- **Data supplied**

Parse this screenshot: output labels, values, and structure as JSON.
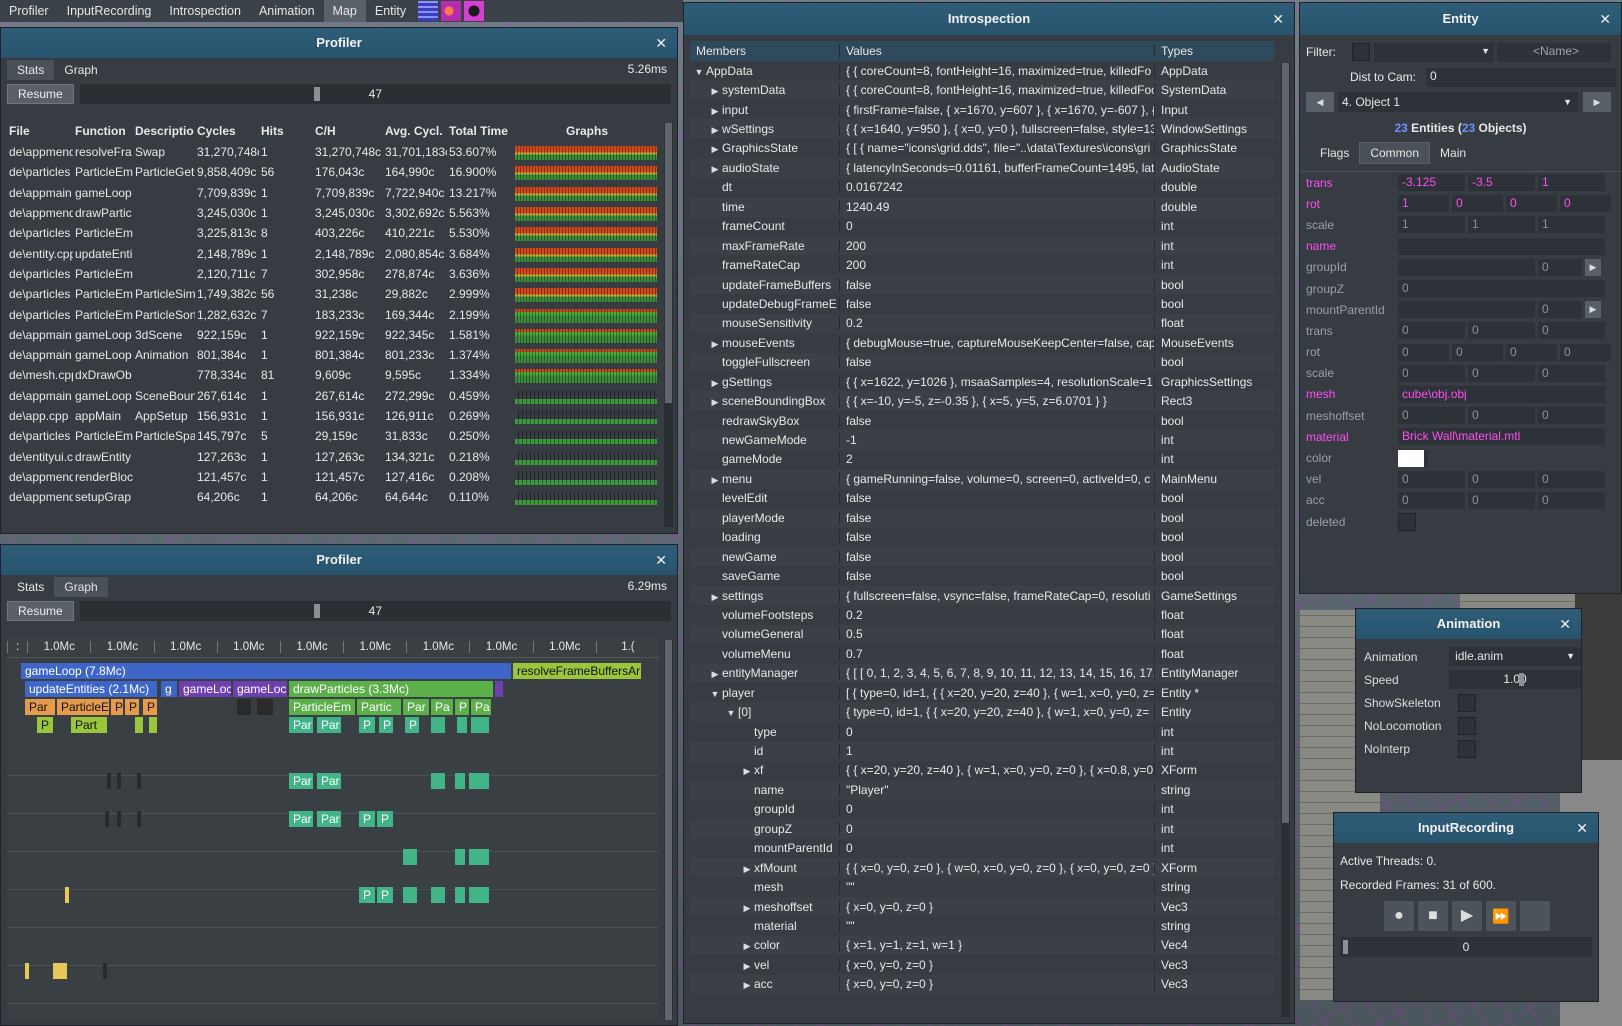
{
  "menu": [
    "Profiler",
    "InputRecording",
    "Introspection",
    "Animation",
    "Map",
    "Entity"
  ],
  "menu_active": "Map",
  "profiler_stats": {
    "title": "Profiler",
    "tabs": [
      "Stats",
      "Graph"
    ],
    "time": "5.26ms",
    "resume": "Resume",
    "slider_value": "47",
    "columns": [
      "File",
      "Function",
      "Descriptio",
      "Cycles",
      "Hits",
      "C/H",
      "Avg. Cycl.",
      "Total Time",
      "Graphs"
    ],
    "rows": [
      [
        "de\\appmend",
        "resolveFra",
        "Swap",
        "31,270,748c",
        "1",
        "31,270,748c",
        "31,701,183c",
        "53.607%"
      ],
      [
        "de\\particles",
        "ParticleEm",
        "ParticleGet",
        "9,858,409c",
        "56",
        "176,043c",
        "164,990c",
        "16.900%"
      ],
      [
        "de\\appmain",
        "gameLoop",
        "",
        "7,709,839c",
        "1",
        "7,709,839c",
        "7,722,940c",
        "13.217%"
      ],
      [
        "de\\appmend",
        "drawPartic",
        "",
        "3,245,030c",
        "1",
        "3,245,030c",
        "3,302,692c",
        "5.563%"
      ],
      [
        "de\\particles",
        "ParticleEm",
        "",
        "3,225,813c",
        "8",
        "403,226c",
        "410,221c",
        "5.530%"
      ],
      [
        "de\\entity.cpp",
        "updateEnti",
        "",
        "2,148,789c",
        "1",
        "2,148,789c",
        "2,080,854c",
        "3.684%"
      ],
      [
        "de\\particles",
        "ParticleEm",
        "",
        "2,120,711c",
        "7",
        "302,958c",
        "278,874c",
        "3.636%"
      ],
      [
        "de\\particles",
        "ParticleEm",
        "ParticleSim",
        "1,749,382c",
        "56",
        "31,238c",
        "29,882c",
        "2.999%"
      ],
      [
        "de\\particles",
        "ParticleEm",
        "ParticleSort",
        "1,282,632c",
        "7",
        "183,233c",
        "169,344c",
        "2.199%"
      ],
      [
        "de\\appmain",
        "gameLoop",
        "3dScene",
        "922,159c",
        "1",
        "922,159c",
        "922,345c",
        "1.581%"
      ],
      [
        "de\\appmain",
        "gameLoop",
        "Animation",
        "801,384c",
        "1",
        "801,384c",
        "801,233c",
        "1.374%"
      ],
      [
        "de\\mesh.cpp",
        "dxDrawOb",
        "",
        "778,334c",
        "81",
        "9,609c",
        "9,595c",
        "1.334%"
      ],
      [
        "de\\appmain",
        "gameLoop",
        "SceneBoun",
        "267,614c",
        "1",
        "267,614c",
        "272,299c",
        "0.459%"
      ],
      [
        "de\\app.cpp",
        "appMain",
        "AppSetup",
        "156,931c",
        "1",
        "156,931c",
        "126,911c",
        "0.269%"
      ],
      [
        "de\\particles",
        "ParticleEm",
        "ParticleSpa",
        "145,797c",
        "5",
        "29,159c",
        "31,833c",
        "0.250%"
      ],
      [
        "de\\entityui.c",
        "drawEntity",
        "",
        "127,263c",
        "1",
        "127,263c",
        "134,321c",
        "0.218%"
      ],
      [
        "de\\appmend",
        "renderBloc",
        "",
        "121,457c",
        "1",
        "121,457c",
        "127,416c",
        "0.208%"
      ],
      [
        "de\\appmend",
        "setupGrap",
        "",
        "64,206c",
        "1",
        "64,206c",
        "64,644c",
        "0.110%"
      ]
    ]
  },
  "profiler_graph": {
    "title": "Profiler",
    "tabs": [
      "Stats",
      "Graph"
    ],
    "time": "6.29ms",
    "resume": "Resume",
    "slider_value": "47",
    "ruler": [
      ":",
      "1.0Mc",
      "1.0Mc",
      "1.0Mc",
      "1.0Mc",
      "1.0Mc",
      "1.0Mc",
      "1.0Mc",
      "1.0Mc",
      "1.0Mc",
      "1.("
    ],
    "bars": {
      "gameloop": "gameLoop (7.8Mc)",
      "resolve": "resolveFrameBuffersAr",
      "update": "updateEntities (2.1Mc)",
      "g": "g",
      "gameloop2": "gameLoc",
      "gameloop3": "gameLoc",
      "drawparticles": "drawParticles (3.3Mc)",
      "par": "Par",
      "particlee": "ParticleE",
      "p": "P",
      "particleem": "ParticleEm",
      "partic": "Partic",
      "pa": "Pa",
      "part": "Part",
      "pc": "Pa"
    }
  },
  "introspection": {
    "title": "Introspection",
    "columns": [
      "Members",
      "Values",
      "Types"
    ],
    "rows": [
      {
        "d": 0,
        "a": "▼",
        "m": "AppData",
        "v": "{ { coreCount=8, fontHeight=16, maximized=true, killedFo",
        "t": "AppData"
      },
      {
        "d": 1,
        "a": "▶",
        "m": "systemData",
        "v": "{ { coreCount=8, fontHeight=16, maximized=true, killedFocu",
        "t": "SystemData"
      },
      {
        "d": 1,
        "a": "▶",
        "m": "input",
        "v": "{ firstFrame=false, { x=1670, y=607 }, { x=1670, y=-607 }, { x",
        "t": "Input"
      },
      {
        "d": 1,
        "a": "▶",
        "m": "wSettings",
        "v": "{ { x=1640, y=950 }, { x=0, y=0 }, fullscreen=false, style=13",
        "t": "WindowSettings"
      },
      {
        "d": 1,
        "a": "▶",
        "m": "GraphicsState",
        "v": "{ [ { name=\"icons\\grid.dds\", file=\"..\\data\\Textures\\icons\\gri",
        "t": "GraphicsState"
      },
      {
        "d": 1,
        "a": "▶",
        "m": "audioState",
        "v": "{ latencyInSeconds=0.01161, bufferFrameCount=1495, lat",
        "t": "AudioState"
      },
      {
        "d": 1,
        "a": "",
        "m": "dt",
        "v": "0.0167242",
        "t": "double"
      },
      {
        "d": 1,
        "a": "",
        "m": "time",
        "v": "1240.49",
        "t": "double"
      },
      {
        "d": 1,
        "a": "",
        "m": "frameCount",
        "v": "0",
        "t": "int"
      },
      {
        "d": 1,
        "a": "",
        "m": "maxFrameRate",
        "v": "200",
        "t": "int"
      },
      {
        "d": 1,
        "a": "",
        "m": "frameRateCap",
        "v": "200",
        "t": "int"
      },
      {
        "d": 1,
        "a": "",
        "m": "updateFrameBuffers",
        "v": "false",
        "t": "bool"
      },
      {
        "d": 1,
        "a": "",
        "m": "updateDebugFrameE",
        "v": "false",
        "t": "bool"
      },
      {
        "d": 1,
        "a": "",
        "m": "mouseSensitivity",
        "v": "0.2",
        "t": "float"
      },
      {
        "d": 1,
        "a": "▶",
        "m": "mouseEvents",
        "v": "{ debugMouse=true, captureMouseKeepCenter=false, cap",
        "t": "MouseEvents"
      },
      {
        "d": 1,
        "a": "",
        "m": "toggleFullscreen",
        "v": "false",
        "t": "bool"
      },
      {
        "d": 1,
        "a": "▶",
        "m": "gSettings",
        "v": "{ { x=1622, y=1026 }, msaaSamples=4, resolutionScale=1",
        "t": "GraphicsSettings"
      },
      {
        "d": 1,
        "a": "▶",
        "m": "sceneBoundingBox",
        "v": "{ { x=-10, y=-5, z=-0.35 }, { x=5, y=5, z=6.0701 } }",
        "t": "Rect3"
      },
      {
        "d": 1,
        "a": "",
        "m": "redrawSkyBox",
        "v": "false",
        "t": "bool"
      },
      {
        "d": 1,
        "a": "",
        "m": "newGameMode",
        "v": "-1",
        "t": "int"
      },
      {
        "d": 1,
        "a": "",
        "m": "gameMode",
        "v": "2",
        "t": "int"
      },
      {
        "d": 1,
        "a": "▶",
        "m": "menu",
        "v": "{ gameRunning=false, volume=0, screen=0, activeId=0, c",
        "t": "MainMenu"
      },
      {
        "d": 1,
        "a": "",
        "m": "levelEdit",
        "v": "false",
        "t": "bool"
      },
      {
        "d": 1,
        "a": "",
        "m": "playerMode",
        "v": "false",
        "t": "bool"
      },
      {
        "d": 1,
        "a": "",
        "m": "loading",
        "v": "false",
        "t": "bool"
      },
      {
        "d": 1,
        "a": "",
        "m": "newGame",
        "v": "false",
        "t": "bool"
      },
      {
        "d": 1,
        "a": "",
        "m": "saveGame",
        "v": "false",
        "t": "bool"
      },
      {
        "d": 1,
        "a": "▶",
        "m": "settings",
        "v": "{ fullscreen=false, vsync=false, frameRateCap=0, resoluti",
        "t": "GameSettings"
      },
      {
        "d": 1,
        "a": "",
        "m": "volumeFootsteps",
        "v": "0.2",
        "t": "float"
      },
      {
        "d": 1,
        "a": "",
        "m": "volumeGeneral",
        "v": "0.5",
        "t": "float"
      },
      {
        "d": 1,
        "a": "",
        "m": "volumeMenu",
        "v": "0.7",
        "t": "float"
      },
      {
        "d": 1,
        "a": "▶",
        "m": "entityManager",
        "v": "{ [ [ 0, 1, 2, 3, 4, 5, 6, 7, 8, 9, 10, 11, 12, 13, 14, 15, 16, 17, 18",
        "t": "EntityManager"
      },
      {
        "d": 1,
        "a": "▼",
        "m": "player",
        "v": "[ { type=0, id=1, { { x=20, y=20, z=40 }, { w=1, x=0, y=0, z=",
        "t": "Entity *"
      },
      {
        "d": 2,
        "a": "▼",
        "m": "[0]",
        "v": "{ type=0, id=1, { { x=20, y=20, z=40 }, { w=1, x=0, y=0, z=",
        "t": "Entity"
      },
      {
        "d": 3,
        "a": "",
        "m": "type",
        "v": "0",
        "t": "int"
      },
      {
        "d": 3,
        "a": "",
        "m": "id",
        "v": "1",
        "t": "int"
      },
      {
        "d": 3,
        "a": "▶",
        "m": "xf",
        "v": "{ { x=20, y=20, z=40 }, { w=1, x=0, y=0, z=0 }, { x=0.8, y=0.",
        "t": "XForm"
      },
      {
        "d": 3,
        "a": "",
        "m": "name",
        "v": "\"Player\"",
        "t": "string"
      },
      {
        "d": 3,
        "a": "",
        "m": "groupId",
        "v": "0",
        "t": "int"
      },
      {
        "d": 3,
        "a": "",
        "m": "groupZ",
        "v": "0",
        "t": "int"
      },
      {
        "d": 3,
        "a": "",
        "m": "mountParentId",
        "v": "0",
        "t": "int"
      },
      {
        "d": 3,
        "a": "▶",
        "m": "xfMount",
        "v": "{ { x=0, y=0, z=0 }, { w=0, x=0, y=0, z=0 }, { x=0, y=0, z=0 }",
        "t": "XForm"
      },
      {
        "d": 3,
        "a": "",
        "m": "mesh",
        "v": "\"\"",
        "t": "string"
      },
      {
        "d": 3,
        "a": "▶",
        "m": "meshoffset",
        "v": "{ x=0, y=0, z=0 }",
        "t": "Vec3"
      },
      {
        "d": 3,
        "a": "",
        "m": "material",
        "v": "\"\"",
        "t": "string"
      },
      {
        "d": 3,
        "a": "▶",
        "m": "color",
        "v": "{ x=1, y=1, z=1, w=1 }",
        "t": "Vec4"
      },
      {
        "d": 3,
        "a": "▶",
        "m": "vel",
        "v": "{ x=0, y=0, z=0 }",
        "t": "Vec3"
      },
      {
        "d": 3,
        "a": "▶",
        "m": "acc",
        "v": "{ x=0, y=0, z=0 }",
        "t": "Vec3"
      }
    ]
  },
  "entity": {
    "title": "Entity",
    "filter_label": "Filter:",
    "name_placeholder": "<Name>",
    "dist_label": "Dist to Cam:",
    "dist_value": "0",
    "selected_object": "4. Object 1",
    "count_a": "23",
    "count_text_1": " Entities (",
    "count_b": "23",
    "count_text_2": " Objects)",
    "tabs": [
      "Flags",
      "Common",
      "Main"
    ],
    "rows": [
      {
        "l": "trans",
        "pink": true,
        "f": [
          "-3.125",
          "-3.5",
          "1"
        ],
        "w": "w3",
        "fp": true
      },
      {
        "l": "rot",
        "pink": true,
        "f": [
          "1",
          "0",
          "0",
          "0"
        ],
        "w": "w4",
        "fp": true
      },
      {
        "l": "scale",
        "pink": false,
        "f": [
          "1",
          "1",
          "1"
        ],
        "w": "w3"
      },
      {
        "l": "name",
        "pink": true,
        "f": [
          ""
        ],
        "w": "wide"
      },
      {
        "l": "groupId",
        "pink": false,
        "f": [
          "",
          "0"
        ],
        "w": "grp",
        "btn": true
      },
      {
        "l": "groupZ",
        "pink": false,
        "f": [
          "0"
        ],
        "w": "wide"
      },
      {
        "l": "mountParentId",
        "pink": false,
        "f": [
          "",
          "0"
        ],
        "w": "grp",
        "btn": true
      },
      {
        "l": "trans",
        "pink": false,
        "f": [
          "0",
          "0",
          "0"
        ],
        "w": "w3"
      },
      {
        "l": "rot",
        "pink": false,
        "f": [
          "0",
          "0",
          "0",
          "0"
        ],
        "w": "w4"
      },
      {
        "l": "scale",
        "pink": false,
        "f": [
          "0",
          "0",
          "0"
        ],
        "w": "w3"
      },
      {
        "l": "mesh",
        "pink": true,
        "f": [
          "cube\\obj.obj"
        ],
        "w": "wide",
        "fp": true
      },
      {
        "l": "meshoffset",
        "pink": false,
        "f": [
          "0",
          "0",
          "0"
        ],
        "w": "w3"
      },
      {
        "l": "material",
        "pink": true,
        "f": [
          "Brick Wall\\material.mtl"
        ],
        "w": "wide",
        "fp": true
      },
      {
        "l": "color",
        "pink": false,
        "f": [],
        "w": "color"
      },
      {
        "l": "vel",
        "pink": false,
        "f": [
          "0",
          "0",
          "0"
        ],
        "w": "w3"
      },
      {
        "l": "acc",
        "pink": false,
        "f": [
          "0",
          "0",
          "0"
        ],
        "w": "w3"
      },
      {
        "l": "deleted",
        "pink": false,
        "f": [],
        "w": "check"
      }
    ]
  },
  "animation": {
    "title": "Animation",
    "anim_label": "Animation",
    "anim_value": "idle.anim",
    "speed_label": "Speed",
    "speed_value": "1.00",
    "show_skeleton": "ShowSkeleton",
    "no_locomotion": "NoLocomotion",
    "no_interp": "NoInterp"
  },
  "input_recording": {
    "title": "InputRecording",
    "threads": "Active Threads: 0.",
    "frames": "Recorded Frames: 31 of 600.",
    "slider_value": "0"
  },
  "colors": {
    "title_bar": "#2f5d78",
    "pink": "#ff4df0",
    "panel": "#363c42"
  }
}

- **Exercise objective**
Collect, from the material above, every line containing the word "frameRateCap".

- **Response**
        "m": "frameRateCap",
        "v": "{ fullscreen=false, vsync=false, frameRateCap=0, resoluti",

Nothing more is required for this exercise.